'''
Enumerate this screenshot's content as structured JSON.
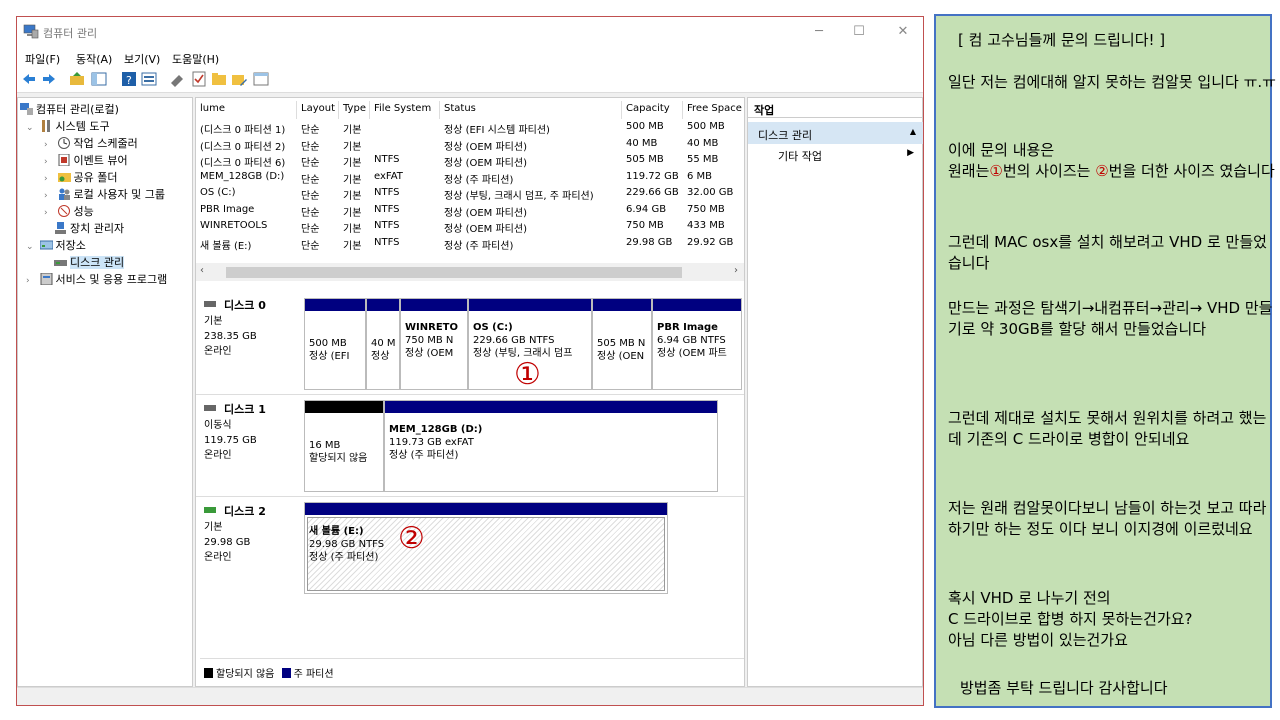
{
  "window": {
    "title": "컴퓨터 관리",
    "controls": {
      "minimize": "─",
      "maximize": "☐",
      "close": "✕"
    }
  },
  "menu": [
    "파일(F)",
    "동작(A)",
    "보기(V)",
    "도움말(H)"
  ],
  "tree": {
    "items": [
      {
        "label": "컴퓨터 관리(로컬)",
        "arrow": ""
      },
      {
        "label": "시스템 도구",
        "arrow": "⌄"
      },
      {
        "label": "작업 스케줄러",
        "arrow": "›"
      },
      {
        "label": "이벤트 뷰어",
        "arrow": "›"
      },
      {
        "label": "공유 폴더",
        "arrow": "›"
      },
      {
        "label": "로컬 사용자 및 그룹",
        "arrow": "›"
      },
      {
        "label": "성능",
        "arrow": "›"
      },
      {
        "label": "장치 관리자",
        "arrow": ""
      },
      {
        "label": "저장소",
        "arrow": "⌄"
      },
      {
        "label": "디스크 관리",
        "arrow": ""
      },
      {
        "label": "서비스 및 응용 프로그램",
        "arrow": "›"
      }
    ]
  },
  "volumes": {
    "columns": [
      "lume",
      "Layout",
      "Type",
      "File System",
      "Status",
      "Capacity",
      "Free Space"
    ],
    "rows": [
      [
        "(디스크 0 파티션 1)",
        "단순",
        "기본",
        "",
        "정상 (EFI 시스템 파티션)",
        "500 MB",
        "500 MB"
      ],
      [
        "(디스크 0 파티션 2)",
        "단순",
        "기본",
        "",
        "정상 (OEM 파티션)",
        "40 MB",
        "40 MB"
      ],
      [
        "(디스크 0 파티션 6)",
        "단순",
        "기본",
        "NTFS",
        "정상 (OEM 파티션)",
        "505 MB",
        "55 MB"
      ],
      [
        "MEM_128GB (D:)",
        "단순",
        "기본",
        "exFAT",
        "정상 (주 파티션)",
        "119.72 GB",
        "6 MB"
      ],
      [
        "OS (C:)",
        "단순",
        "기본",
        "NTFS",
        "정상 (부팅, 크래시 덤프, 주 파티션)",
        "229.66 GB",
        "32.00 GB"
      ],
      [
        "PBR Image",
        "단순",
        "기본",
        "NTFS",
        "정상 (OEM 파티션)",
        "6.94 GB",
        "750 MB"
      ],
      [
        "WINRETOOLS",
        "단순",
        "기본",
        "NTFS",
        "정상 (OEM 파티션)",
        "750 MB",
        "433 MB"
      ],
      [
        "새 볼륨 (E:)",
        "단순",
        "기본",
        "NTFS",
        "정상 (주 파티션)",
        "29.98 GB",
        "29.92 GB"
      ]
    ],
    "scroll_left": "‹",
    "scroll_right": "›"
  },
  "disks": [
    {
      "name": "디스크 0",
      "type": "기본",
      "size": "238.35 GB",
      "state": "온라인",
      "partitions": [
        {
          "name": "",
          "size": "500 MB",
          "status": "정상 (EFI"
        },
        {
          "name": "",
          "size": "40 M",
          "status": "정상"
        },
        {
          "name": "WINRETO",
          "size": "750 MB N",
          "status": "정상 (OEM"
        },
        {
          "name": "OS  (C:)",
          "size": "229.66 GB NTFS",
          "status": "정상 (부팅, 크래시 덤프"
        },
        {
          "name": "",
          "size": "505 MB N",
          "status": "정상 (OEN"
        },
        {
          "name": "PBR Image",
          "size": "6.94 GB NTFS",
          "status": "정상 (OEM 파트"
        }
      ]
    },
    {
      "name": "디스크 1",
      "type": "이동식",
      "size": "119.75 GB",
      "state": "온라인",
      "partitions": [
        {
          "name": "",
          "size": "16 MB",
          "status": "할당되지 않음"
        },
        {
          "name": "MEM_128GB  (D:)",
          "size": "119.73 GB exFAT",
          "status": "정상 (주 파티션)"
        }
      ]
    },
    {
      "name": "디스크 2",
      "type": "기본",
      "size": "29.98 GB",
      "state": "온라인",
      "partitions": [
        {
          "name": "새 볼륨  (E:)",
          "size": "29.98 GB NTFS",
          "status": "정상 (주 파티션)"
        }
      ]
    }
  ],
  "markers": {
    "one": "①",
    "two": "②"
  },
  "legend": {
    "unallocated": "할당되지 않음",
    "primary": "주 파티션"
  },
  "actions": {
    "header": "작업",
    "section": "디스크 관리",
    "section_arrow": "▲",
    "item": "기타 작업",
    "item_arrow": "▶"
  },
  "note": {
    "title": "[ 컴 고수님들께 문의 드립니다! ]",
    "p1": "일단 저는 컴에대해 알지 못하는 컴알못 입니다 ㅠ.ㅠ",
    "p2_a": "이에 문의 내용은",
    "p2_b": "원래는",
    "p2_c": "번의 사이즈는 ",
    "p2_d": "번을 더한 사이즈 였습니다",
    "p3": "그런데 MAC osx를 설치 해보려고 VHD 로 만들었습니다",
    "p4": "만드는 과정은 탐색기→내컴퓨터→관리→ VHD 만들기로 약 30GB를 할당 해서 만들었습니다",
    "p5": "그런데 제대로 설치도 못해서 원위치를 하려고 했는데 기존의 C 드라이로 병합이 안되네요",
    "p6": "저는 원래 컴알못이다보니 남들이 하는것 보고 따라 하기만 하는 정도 이다 보니 이지경에 이르렀네요",
    "p7_a": "혹시 VHD 로 나누기 전의",
    "p7_b": "C 드라이브로 합병 하지 못하는건가요?",
    "p7_c": "아님 다른 방법이 있는건가요",
    "p8": "방법좀 부탁 드립니다 감사합니다"
  },
  "colors": {
    "primary_partition": "#000080",
    "unallocated": "#000000",
    "marker": "#c00000",
    "note_bg": "#c5e0b4",
    "note_border": "#4472c4"
  }
}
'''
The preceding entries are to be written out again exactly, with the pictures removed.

# Written reply
Enumerate this screenshot's content as structured JSON.
{
  "window": {
    "title": "컴퓨터 관리",
    "controls": {
      "minimize": "─",
      "maximize": "☐",
      "close": "✕"
    }
  },
  "menu": [
    "파일(F)",
    "동작(A)",
    "보기(V)",
    "도움말(H)"
  ],
  "tree": {
    "items": [
      {
        "label": "컴퓨터 관리(로컬)",
        "arrow": ""
      },
      {
        "label": "시스템 도구",
        "arrow": "⌄"
      },
      {
        "label": "작업 스케줄러",
        "arrow": "›"
      },
      {
        "label": "이벤트 뷰어",
        "arrow": "›"
      },
      {
        "label": "공유 폴더",
        "arrow": "›"
      },
      {
        "label": "로컬 사용자 및 그룹",
        "arrow": "›"
      },
      {
        "label": "성능",
        "arrow": "›"
      },
      {
        "label": "장치 관리자",
        "arrow": ""
      },
      {
        "label": "저장소",
        "arrow": "⌄"
      },
      {
        "label": "디스크 관리",
        "arrow": ""
      },
      {
        "label": "서비스 및 응용 프로그램",
        "arrow": "›"
      }
    ]
  },
  "volumes": {
    "columns": [
      "lume",
      "Layout",
      "Type",
      "File System",
      "Status",
      "Capacity",
      "Free Space"
    ],
    "rows": [
      [
        "(디스크 0 파티션 1)",
        "단순",
        "기본",
        "",
        "정상 (EFI 시스템 파티션)",
        "500 MB",
        "500 MB"
      ],
      [
        "(디스크 0 파티션 2)",
        "단순",
        "기본",
        "",
        "정상 (OEM 파티션)",
        "40 MB",
        "40 MB"
      ],
      [
        "(디스크 0 파티션 6)",
        "단순",
        "기본",
        "NTFS",
        "정상 (OEM 파티션)",
        "505 MB",
        "55 MB"
      ],
      [
        "MEM_128GB (D:)",
        "단순",
        "기본",
        "exFAT",
        "정상 (주 파티션)",
        "119.72 GB",
        "6 MB"
      ],
      [
        "OS (C:)",
        "단순",
        "기본",
        "NTFS",
        "정상 (부팅, 크래시 덤프, 주 파티션)",
        "229.66 GB",
        "32.00 GB"
      ],
      [
        "PBR Image",
        "단순",
        "기본",
        "NTFS",
        "정상 (OEM 파티션)",
        "6.94 GB",
        "750 MB"
      ],
      [
        "WINRETOOLS",
        "단순",
        "기본",
        "NTFS",
        "정상 (OEM 파티션)",
        "750 MB",
        "433 MB"
      ],
      [
        "새 볼륨 (E:)",
        "단순",
        "기본",
        "NTFS",
        "정상 (주 파티션)",
        "29.98 GB",
        "29.92 GB"
      ]
    ],
    "scroll_left": "‹",
    "scroll_right": "›"
  },
  "disks": [
    {
      "name": "디스크 0",
      "type": "기본",
      "size": "238.35 GB",
      "state": "온라인",
      "partitions": [
        {
          "name": "",
          "size": "500 MB",
          "status": "정상 (EFI"
        },
        {
          "name": "",
          "size": "40 M",
          "status": "정상"
        },
        {
          "name": "WINRETO",
          "size": "750 MB N",
          "status": "정상 (OEM"
        },
        {
          "name": "OS  (C:)",
          "size": "229.66 GB NTFS",
          "status": "정상 (부팅, 크래시 덤프"
        },
        {
          "name": "",
          "size": "505 MB N",
          "status": "정상 (OEN"
        },
        {
          "name": "PBR Image",
          "size": "6.94 GB NTFS",
          "status": "정상 (OEM 파트"
        }
      ]
    },
    {
      "name": "디스크 1",
      "type": "이동식",
      "size": "119.75 GB",
      "state": "온라인",
      "partitions": [
        {
          "name": "",
          "size": "16 MB",
          "status": "할당되지 않음"
        },
        {
          "name": "MEM_128GB  (D:)",
          "size": "119.73 GB exFAT",
          "status": "정상 (주 파티션)"
        }
      ]
    },
    {
      "name": "디스크 2",
      "type": "기본",
      "size": "29.98 GB",
      "state": "온라인",
      "partitions": [
        {
          "name": "새 볼륨  (E:)",
          "size": "29.98 GB NTFS",
          "status": "정상 (주 파티션)"
        }
      ]
    }
  ],
  "markers": {
    "one": "①",
    "two": "②"
  },
  "legend": {
    "unallocated": "할당되지 않음",
    "primary": "주 파티션"
  },
  "actions": {
    "header": "작업",
    "section": "디스크 관리",
    "section_arrow": "▲",
    "item": "기타 작업",
    "item_arrow": "▶"
  },
  "note": {
    "title": "[ 컴 고수님들께 문의 드립니다! ]",
    "p1": "일단 저는 컴에대해 알지 못하는 컴알못 입니다 ㅠ.ㅠ",
    "p2_a": "이에 문의 내용은",
    "p2_b": "원래는",
    "p2_c": "번의 사이즈는 ",
    "p2_d": "번을 더한 사이즈 였습니다",
    "p3": "그런데 MAC osx를 설치 해보려고 VHD 로 만들었습니다",
    "p4": "만드는 과정은 탐색기→내컴퓨터→관리→ VHD 만들기로 약 30GB를 할당 해서 만들었습니다",
    "p5": "그런데 제대로 설치도 못해서 원위치를 하려고 했는데 기존의 C 드라이로 병합이 안되네요",
    "p6": "저는 원래 컴알못이다보니 남들이 하는것 보고 따라 하기만 하는 정도 이다 보니 이지경에 이르렀네요",
    "p7_a": "혹시 VHD 로 나누기 전의",
    "p7_b": "C 드라이브로 합병 하지 못하는건가요?",
    "p7_c": "아님 다른 방법이 있는건가요",
    "p8": "방법좀 부탁 드립니다 감사합니다"
  },
  "colors": {
    "primary_partition": "#000080",
    "unallocated": "#000000",
    "marker": "#c00000",
    "note_bg": "#c5e0b4",
    "note_border": "#4472c4"
  }
}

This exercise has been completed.